Wendy's International Inc., operator of the third-largest U.S. hamburger chain, said on Friday its fourth-quarter earnings rose, helped by sales improvements at both its Wendy's and Tim Hortons donut chains.

The company reported net income of $46.6 million, or 42 cents a share, compared with $34.4 million, or 29 cents a share, a year earlier. In the year earlier quarter, Wendy's had an $18 million pretax charge. 

Wendy's was expected to earn 41 cents to 43 cents a share, with a mean estimate of 42 cents, according to research firm Thomson Financial/First Call. In December, Wendy's reaffirmed its expectation for full-year earnings of $1.64 to $1.67 a share for 2001. 

Systemwide sales rose 8.5 percent to $2.1 billion. 

Fourth-quarter same-store sales at Wendy's, or those at units opened at least one year, grew 2.4 percent at the company's U.S. company restaurants, while those at Tim Hortons' Canadian restaurants rose 8 percent, Wendy's said. 

The company said that preliminary January results were strong, with Wendy's U.S. company same-store sales up 6.7 percent, and Tim Hortons Canadian units up 8.1 percent. 
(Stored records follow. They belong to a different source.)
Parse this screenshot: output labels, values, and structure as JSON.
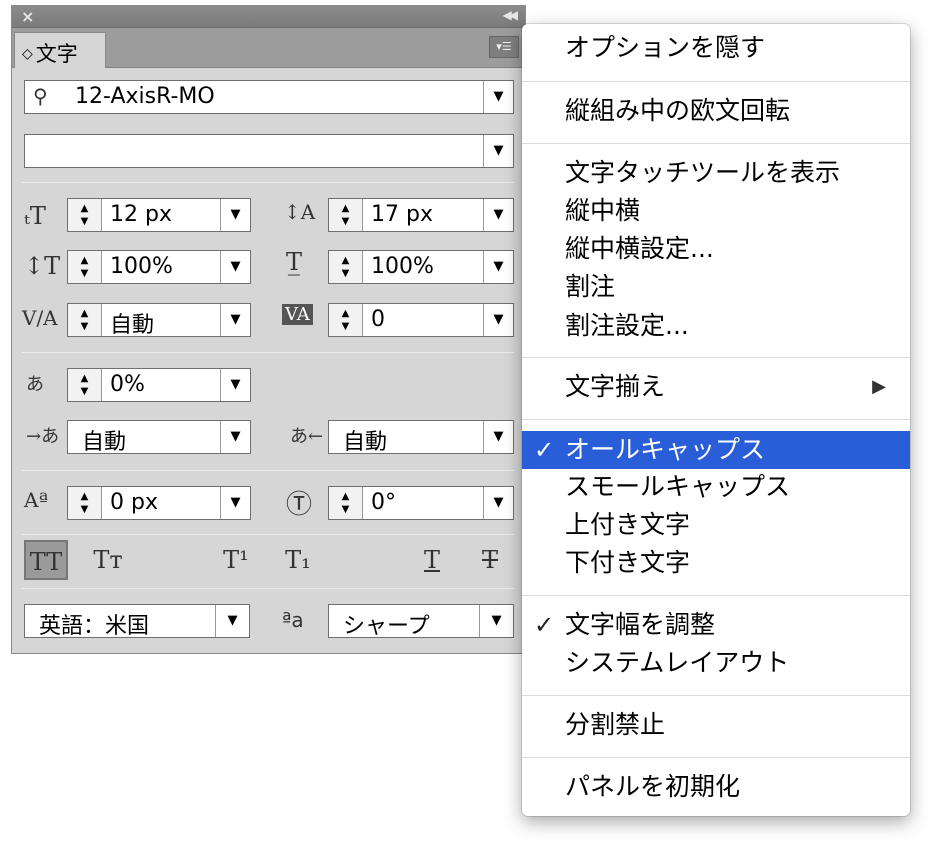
{
  "panel": {
    "tab_label": "文字",
    "font_name": "12-AxisR-MO",
    "font_style": "",
    "font_size": "12 px",
    "leading": "17 px",
    "vertical_scale": "100%",
    "horizontal_scale": "100%",
    "kerning": "自動",
    "tracking": "0",
    "tsume": "0%",
    "aki_left": "自動",
    "aki_right": "自動",
    "baseline_shift": "0 px",
    "rotation": "0°",
    "language": "英語：米国",
    "antialias": "シャープ",
    "antialias_icon": "ªa",
    "style_buttons": [
      "TT",
      "Tт",
      "T¹",
      "T₁",
      "T",
      "T"
    ]
  },
  "menu": {
    "items": [
      {
        "label": "オプションを隠す"
      },
      {
        "label": "縦組み中の欧文回転"
      },
      {
        "label": "文字タッチツールを表示"
      },
      {
        "label": "縦中横"
      },
      {
        "label": "縦中横設定..."
      },
      {
        "label": "割注"
      },
      {
        "label": "割注設定..."
      },
      {
        "label": "文字揃え",
        "submenu_arrow": "▶"
      },
      {
        "label": "オールキャップス",
        "check": "✓"
      },
      {
        "label": "スモールキャップス"
      },
      {
        "label": "上付き文字"
      },
      {
        "label": "下付き文字"
      },
      {
        "label": "文字幅を調整",
        "check": "✓"
      },
      {
        "label": "システムレイアウト"
      },
      {
        "label": "分割禁止"
      },
      {
        "label": "パネルを初期化"
      }
    ]
  },
  "colors": {
    "panel_bg": "#d6d6d6",
    "highlight": "#2a5ed8",
    "titlebar": "#858585"
  }
}
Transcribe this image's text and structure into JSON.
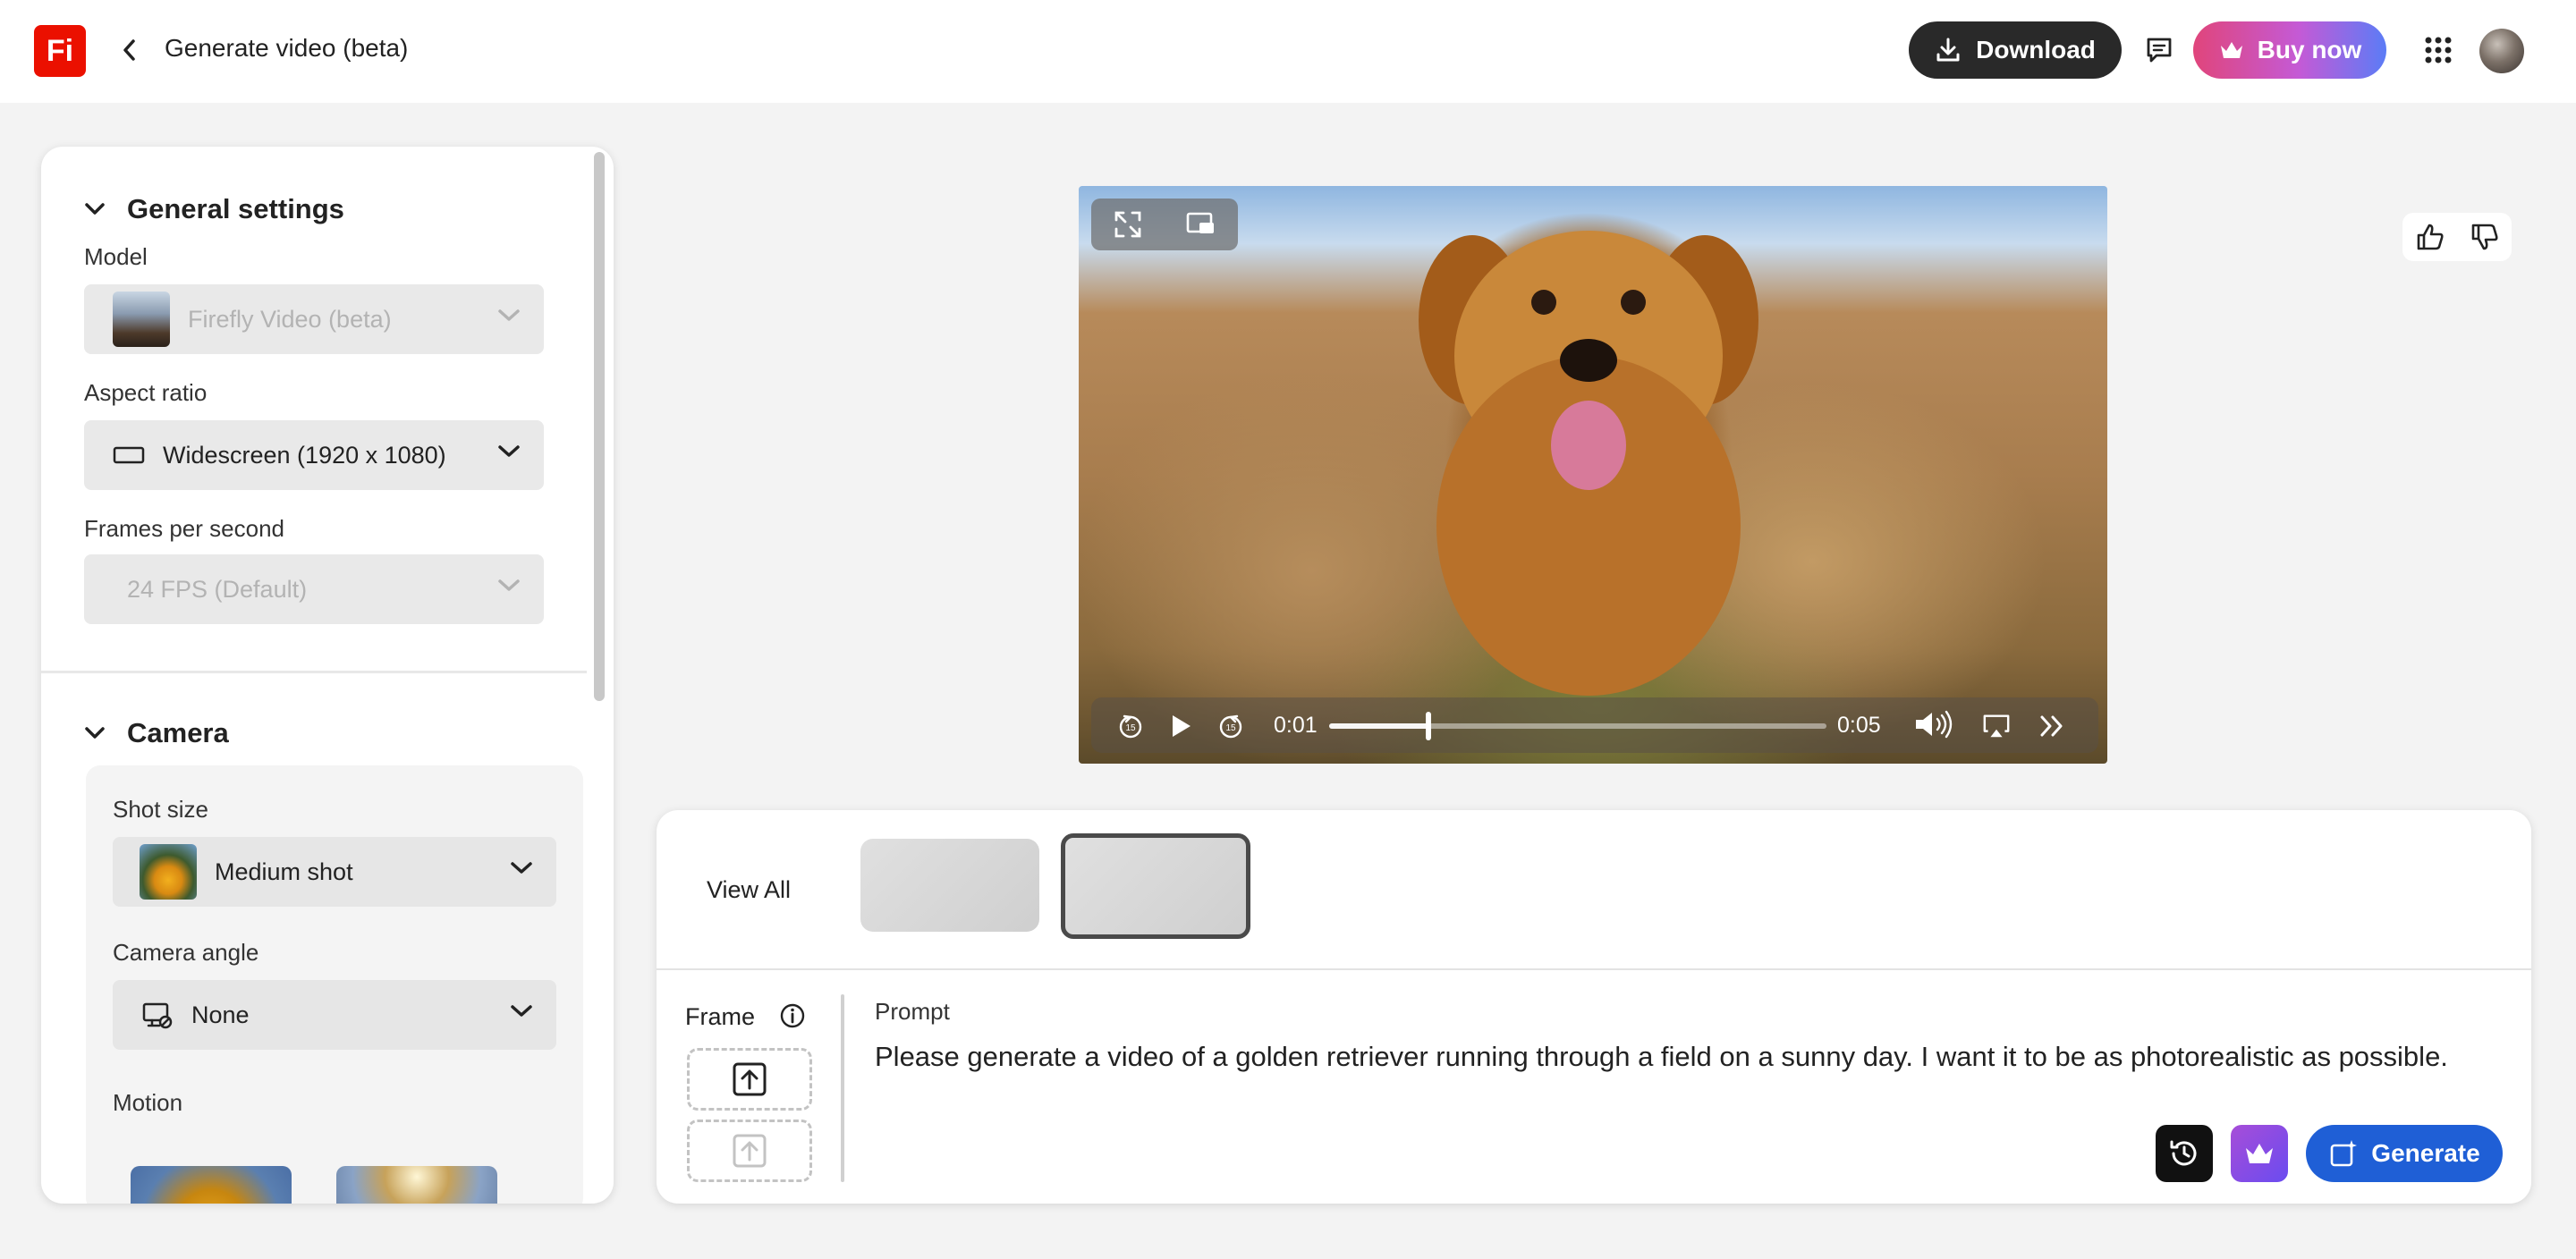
{
  "app": {
    "logo_text": "Fi",
    "page_title": "Generate video (beta)"
  },
  "header": {
    "download_label": "Download",
    "buy_label": "Buy now"
  },
  "general_settings": {
    "title": "General settings",
    "model_label": "Model",
    "model_value": "Firefly Video (beta)",
    "aspect_label": "Aspect ratio",
    "aspect_value": "Widescreen (1920 x 1080)",
    "fps_label": "Frames per second",
    "fps_value": "24 FPS (Default)"
  },
  "camera": {
    "title": "Camera",
    "shot_label": "Shot size",
    "shot_value": "Medium shot",
    "angle_label": "Camera angle",
    "angle_value": "None",
    "motion_label": "Motion"
  },
  "player": {
    "current_time": "0:01",
    "duration": "0:05",
    "progress": 0.2
  },
  "variations": {
    "view_all_label": "View All"
  },
  "prompt": {
    "frame_label": "Frame",
    "label": "Prompt",
    "text": "Please generate a video of a golden retriever running through a field on a sunny day. I want it to be as photorealistic as possible.",
    "generate_label": "Generate"
  },
  "colors": {
    "brand": "#eb1000",
    "generate": "#1f5fd6",
    "download_bg": "#292929"
  }
}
``Obviously, they're on target with their EPS (earnings per share),'' said Bear Stearns analyst Joe Buckley, who rates the shares attractive. ``The comps (same-store sales) for January were quite good. The first quarter is off to a really good start.'' 

Wendy's last month lost its founder and long-time Chairman Dave Thomas to liver cancer. Thomas' death marked an end to more than 10 years of self-effacing advertising. His affable personality and down-to-earth style helped sell the company's products. 

Wendy's stock has risen more than 13 percent since September, and has outperformed that S&P 500 Index by nearly 17 percent in the same time period. 

Shares of the company, which trails larger hamburger rivals McDonald's Corp. and Burger King Corp., were up 25 cents to $32.21 at early afternoon on the New York Stock Exchange.